“Mira ese discos” said Jotti, the proprietor of Aguere Music Shop in La Laguna, as he dropped a few records in front of me. I’d already put aside a record titled Big Drums in Stereo, so he knew my angle. Oh shit, that was a good / bad move. I chose one, place the needle to the vinyl and within a second I shouted “So that’s where he got the sample from, that sly motherf…” I was referring to Carl Craig. In all these years it never dawned on me to find out where the sample came from that he used for his seminal ‘Bug in the Bassbin’.
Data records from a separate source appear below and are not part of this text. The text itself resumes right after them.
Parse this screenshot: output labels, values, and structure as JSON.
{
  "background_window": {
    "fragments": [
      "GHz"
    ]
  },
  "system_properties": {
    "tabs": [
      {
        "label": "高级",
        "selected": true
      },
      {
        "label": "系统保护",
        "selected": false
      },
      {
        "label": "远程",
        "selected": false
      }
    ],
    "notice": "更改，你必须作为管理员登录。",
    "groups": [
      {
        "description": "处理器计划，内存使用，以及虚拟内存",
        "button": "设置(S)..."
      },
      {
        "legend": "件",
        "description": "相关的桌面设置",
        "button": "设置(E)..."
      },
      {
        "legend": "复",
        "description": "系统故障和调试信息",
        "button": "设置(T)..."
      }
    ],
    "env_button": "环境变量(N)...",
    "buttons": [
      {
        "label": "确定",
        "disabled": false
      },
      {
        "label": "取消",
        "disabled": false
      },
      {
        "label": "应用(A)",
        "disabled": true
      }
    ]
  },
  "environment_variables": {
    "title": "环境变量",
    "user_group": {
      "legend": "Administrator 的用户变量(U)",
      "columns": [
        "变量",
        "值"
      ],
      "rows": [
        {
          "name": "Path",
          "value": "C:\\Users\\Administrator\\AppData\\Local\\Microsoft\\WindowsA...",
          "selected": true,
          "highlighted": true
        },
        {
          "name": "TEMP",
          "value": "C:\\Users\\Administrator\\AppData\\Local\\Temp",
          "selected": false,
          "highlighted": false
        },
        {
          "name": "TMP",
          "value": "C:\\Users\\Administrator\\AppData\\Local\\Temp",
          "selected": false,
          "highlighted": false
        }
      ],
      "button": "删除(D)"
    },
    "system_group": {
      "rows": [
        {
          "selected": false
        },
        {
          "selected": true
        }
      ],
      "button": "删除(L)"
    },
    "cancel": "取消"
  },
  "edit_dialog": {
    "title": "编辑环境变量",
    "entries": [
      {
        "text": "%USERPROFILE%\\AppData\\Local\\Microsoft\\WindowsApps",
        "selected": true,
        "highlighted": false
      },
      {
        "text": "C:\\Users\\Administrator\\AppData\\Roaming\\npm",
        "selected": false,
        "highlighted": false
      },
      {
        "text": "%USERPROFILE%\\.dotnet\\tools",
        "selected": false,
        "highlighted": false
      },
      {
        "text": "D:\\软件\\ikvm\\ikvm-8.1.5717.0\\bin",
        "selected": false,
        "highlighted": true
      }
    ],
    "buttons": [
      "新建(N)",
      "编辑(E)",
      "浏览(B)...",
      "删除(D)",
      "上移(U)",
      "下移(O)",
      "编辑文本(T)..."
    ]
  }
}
Everything about the records recorded and produced by Enoch Light is premium. The package, his dedication the getting the right sound during the recording process, everything. I bagged about four discs and promised to return as soon as the next cheque was due in. Crate-diggers disease, “Ain’t nobody here getting hold of these records!”
I had to play catch up, proper. As I proceeded to listen in the comfort of my home stereo, the realization that many producers had got their sampling mits on Enoch Light, uh, came to light, besides Carl Craig, The Beatnuts, RJD2, Arrested Development, The Avalanches, Spank Rock, Ugly Duckling, Tipsy and Amon Tobin among them.
As mentioned above, the quality of the recording and the packaging, is second to none. The recordings were captured on 35mm magnetic tape to ensure the best possible recording method at the time. The width of tape ensuring that all the musical elements within had ample space to breathe and with that the best clarity. Josef Albers was behind the design of the sleeves. His designs were way different to what was going on generally artwise at the time.
Off to the shop now, to see if there is anything I’m missing.